(Incidentally, I first saw Thor in the theatres with a friend from Sweden. She was very upset that Movie!Odin lost his eye in battle.)
In other words, for both Asgardians and Frost Giants, a millenium seems to be equivalent to 25-30 human years. Odin and Laufey can both probably trace their ancestry back to well before the human race even existed. This alone would be enough to create an unbridgeable gulf between the perspective of our species and the perspective shared by theirs, but that’s just the beginning.
Both races have strength and endurance far beyond human – Loki, a frost giant runt no stronger or tougher than the average athletic Asgardian suffers a beating from the Hulk with no permanent injury – to say nothing of other superhuman abilities (Frost Giants all seem to share their cold-based powers. Odin and Heimdall’s powers are more unique, but seem just as innate.). And of course, both have an understanding of the universe that seems to erase the differences between science and magic, and not just because their science is so advanced (Mjolnir doesn’t seem to have a lot of moving parts, for example).
In the end, the Asgardians and the Jotun probably see each other like the USA and USSR saw each other during the Cold War: enemies, even monsters, but all the more terrible because they’re Like Us, equals to Us, a dark reflection.
Meanwhile, humans are a weak, fragile, pathetically short-lived and primitive race, which one side considers theirs to slaughter at will, the other theirs to protect.
Asgard has a treaty and diplomatic relations, however tenuous and hostile, with Jotunheim. Asgard’s relations with Earth consist of the crown prince unilaterally declaring himself Earth’s protector. Loki kills, torments and enslaves humans not because he hates us for our own sake, but because he wants to upset Thor. And it apparently used to be a Thing among young and adventurous Asgardians (Thor and Fandral at the very least) to visit Earth and wow the locals with”Godlike Powers” that wouldn’t impress anyone in a world where people really know what’s going on.
So who are the real people here?

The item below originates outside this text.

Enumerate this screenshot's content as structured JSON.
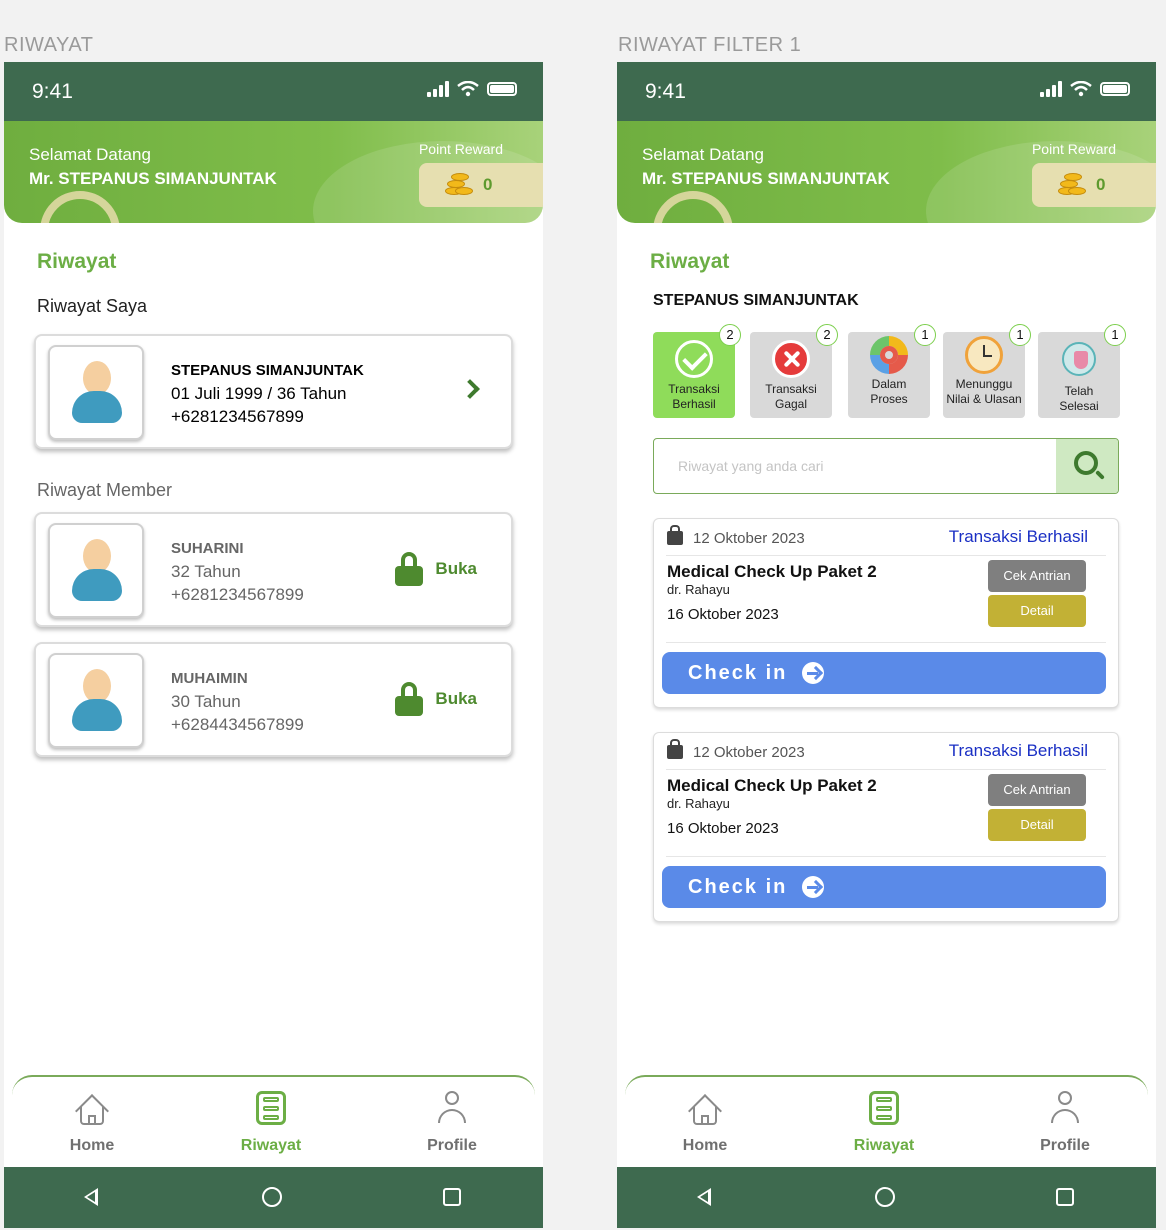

Not us. To the average Asgardian, even Thor until recently, we’re pets.